» THE PROBLEM: Whatever the records below say, write them all out exactly.

** Opening GIVEN DATA block **

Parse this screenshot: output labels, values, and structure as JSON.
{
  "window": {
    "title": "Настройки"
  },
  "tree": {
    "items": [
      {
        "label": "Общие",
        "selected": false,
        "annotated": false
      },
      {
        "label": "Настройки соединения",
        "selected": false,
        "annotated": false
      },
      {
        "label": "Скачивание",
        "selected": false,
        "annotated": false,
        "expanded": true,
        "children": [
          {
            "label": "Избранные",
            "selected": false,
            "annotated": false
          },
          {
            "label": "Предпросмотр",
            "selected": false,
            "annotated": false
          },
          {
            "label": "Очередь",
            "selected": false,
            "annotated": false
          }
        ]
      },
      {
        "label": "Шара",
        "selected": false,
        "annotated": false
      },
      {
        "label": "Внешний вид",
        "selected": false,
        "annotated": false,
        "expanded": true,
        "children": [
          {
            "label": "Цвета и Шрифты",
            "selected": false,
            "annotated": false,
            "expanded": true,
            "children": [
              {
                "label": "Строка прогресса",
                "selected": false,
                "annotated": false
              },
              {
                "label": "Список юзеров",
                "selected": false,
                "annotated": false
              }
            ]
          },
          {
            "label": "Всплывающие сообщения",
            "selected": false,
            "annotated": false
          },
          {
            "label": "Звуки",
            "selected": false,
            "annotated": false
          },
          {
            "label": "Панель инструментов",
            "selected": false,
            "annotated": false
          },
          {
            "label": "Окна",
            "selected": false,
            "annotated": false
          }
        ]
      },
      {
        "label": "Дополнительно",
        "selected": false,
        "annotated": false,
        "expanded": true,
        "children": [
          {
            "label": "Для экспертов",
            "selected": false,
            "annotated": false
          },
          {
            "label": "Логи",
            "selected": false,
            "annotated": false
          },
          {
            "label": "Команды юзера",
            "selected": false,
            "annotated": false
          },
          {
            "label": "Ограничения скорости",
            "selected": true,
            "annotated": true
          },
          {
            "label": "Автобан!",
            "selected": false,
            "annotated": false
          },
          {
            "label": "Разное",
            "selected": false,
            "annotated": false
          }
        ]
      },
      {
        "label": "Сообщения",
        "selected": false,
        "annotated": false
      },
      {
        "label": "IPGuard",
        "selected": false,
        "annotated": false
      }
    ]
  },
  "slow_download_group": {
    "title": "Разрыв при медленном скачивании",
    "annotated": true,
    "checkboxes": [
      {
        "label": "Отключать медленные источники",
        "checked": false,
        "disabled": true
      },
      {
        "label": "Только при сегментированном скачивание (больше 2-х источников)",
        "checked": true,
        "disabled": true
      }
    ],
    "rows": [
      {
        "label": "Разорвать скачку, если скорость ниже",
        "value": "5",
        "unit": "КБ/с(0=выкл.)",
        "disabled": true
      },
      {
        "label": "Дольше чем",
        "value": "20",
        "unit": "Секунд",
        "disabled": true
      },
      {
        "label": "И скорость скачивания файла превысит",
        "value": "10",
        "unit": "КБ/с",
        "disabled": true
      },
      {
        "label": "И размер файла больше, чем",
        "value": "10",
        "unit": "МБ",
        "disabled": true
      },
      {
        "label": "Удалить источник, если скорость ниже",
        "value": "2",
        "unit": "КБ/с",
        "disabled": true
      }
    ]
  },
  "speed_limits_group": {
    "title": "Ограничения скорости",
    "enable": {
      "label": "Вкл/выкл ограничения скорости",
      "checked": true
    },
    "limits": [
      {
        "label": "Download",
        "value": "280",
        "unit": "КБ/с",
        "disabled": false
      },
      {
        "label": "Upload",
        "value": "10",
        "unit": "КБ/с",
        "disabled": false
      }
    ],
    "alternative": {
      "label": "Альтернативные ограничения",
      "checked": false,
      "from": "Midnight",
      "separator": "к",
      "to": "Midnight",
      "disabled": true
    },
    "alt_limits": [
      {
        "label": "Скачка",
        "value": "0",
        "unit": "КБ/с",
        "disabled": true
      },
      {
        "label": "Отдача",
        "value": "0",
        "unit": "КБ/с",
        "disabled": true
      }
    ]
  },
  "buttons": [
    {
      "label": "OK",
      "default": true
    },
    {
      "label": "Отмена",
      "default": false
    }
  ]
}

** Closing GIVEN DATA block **

» EXERCISE OUTPUT:
Parse this screenshot: output labels, values, and structure as JSON.
{
  "window": {
    "title": "Настройки"
  },
  "tree": {
    "items": [
      {
        "label": "Общие",
        "selected": false,
        "annotated": false
      },
      {
        "label": "Настройки соединения",
        "selected": false,
        "annotated": false
      },
      {
        "label": "Скачивание",
        "selected": false,
        "annotated": false,
        "expanded": true,
        "children": [
          {
            "label": "Избранные",
            "selected": false,
            "annotated": false
          },
          {
            "label": "Предпросмотр",
            "selected": false,
            "annotated": false
          },
          {
            "label": "Очередь",
            "selected": false,
            "annotated": false
          }
        ]
      },
      {
        "label": "Шара",
        "selected": false,
        "annotated": false
      },
      {
        "label": "Внешний вид",
        "selected": false,
        "annotated": false,
        "expanded": true,
        "children": [
          {
            "label": "Цвета и Шрифты",
            "selected": false,
            "annotated": false,
            "expanded": true,
            "children": [
              {
                "label": "Строка прогресса",
                "selected": false,
                "annotated": false
              },
              {
                "label": "Список юзеров",
                "selected": false,
                "annotated": false
              }
            ]
          },
          {
            "label": "Всплывающие сообщения",
            "selected": false,
            "annotated": false
          },
          {
            "label": "Звуки",
            "selected": false,
            "annotated": false
          },
          {
            "label": "Панель инструментов",
            "selected": false,
            "annotated": false
          },
          {
            "label": "Окна",
            "selected": false,
            "annotated": false
          }
        ]
      },
      {
        "label": "Дополнительно",
        "selected": false,
        "annotated": false,
        "expanded": true,
        "children": [
          {
            "label": "Для экспертов",
            "selected": false,
            "annotated": false
          },
          {
            "label": "Логи",
            "selected": false,
            "annotated": false
          },
          {
            "label": "Команды юзера",
            "selected": false,
            "annotated": false
          },
          {
            "label": "Ограничения скорости",
            "selected": true,
            "annotated": true
          },
          {
            "label": "Автобан!",
            "selected": false,
            "annotated": false
          },
          {
            "label": "Разное",
            "selected": false,
            "annotated": false
          }
        ]
      },
      {
        "label": "Сообщения",
        "selected": false,
        "annotated": false
      },
      {
        "label": "IPGuard",
        "selected": false,
        "annotated": false
      }
    ]
  },
  "slow_download_group": {
    "title": "Разрыв при медленном скачивании",
    "annotated": true,
    "checkboxes": [
      {
        "label": "Отключать медленные источники",
        "checked": false,
        "disabled": true
      },
      {
        "label": "Только при сегментированном скачивание (больше 2-х источников)",
        "checked": true,
        "disabled": true
      }
    ],
    "rows": [
      {
        "label": "Разорвать скачку, если скорость ниже",
        "value": "5",
        "unit": "КБ/с(0=выкл.)",
        "disabled": true
      },
      {
        "label": "Дольше чем",
        "value": "20",
        "unit": "Секунд",
        "disabled": true
      },
      {
        "label": "И скорость скачивания файла превысит",
        "value": "10",
        "unit": "КБ/с",
        "disabled": true
      },
      {
        "label": "И размер файла больше, чем",
        "value": "10",
        "unit": "МБ",
        "disabled": true
      },
      {
        "label": "Удалить источник, если скорость ниже",
        "value": "2",
        "unit": "КБ/с",
        "disabled": true
      }
    ]
  },
  "speed_limits_group": {
    "title": "Ограничения скорости",
    "enable": {
      "label": "Вкл/выкл ограничения скорости",
      "checked": true
    },
    "limits": [
      {
        "label": "Download",
        "value": "280",
        "unit": "КБ/с",
        "disabled": false
      },
      {
        "label": "Upload",
        "value": "10",
        "unit": "КБ/с",
        "disabled": false
      }
    ],
    "alternative": {
      "label": "Альтернативные ограничения",
      "checked": false,
      "from": "Midnight",
      "separator": "к",
      "to": "Midnight",
      "disabled": true
    },
    "alt_limits": [
      {
        "label": "Скачка",
        "value": "0",
        "unit": "КБ/с",
        "disabled": true
      },
      {
        "label": "Отдача",
        "value": "0",
        "unit": "КБ/с",
        "disabled": true
      }
    ]
  },
  "buttons": [
    {
      "label": "OK",
      "default": true
    },
    {
      "label": "Отмена",
      "default": false
    }
  ]
}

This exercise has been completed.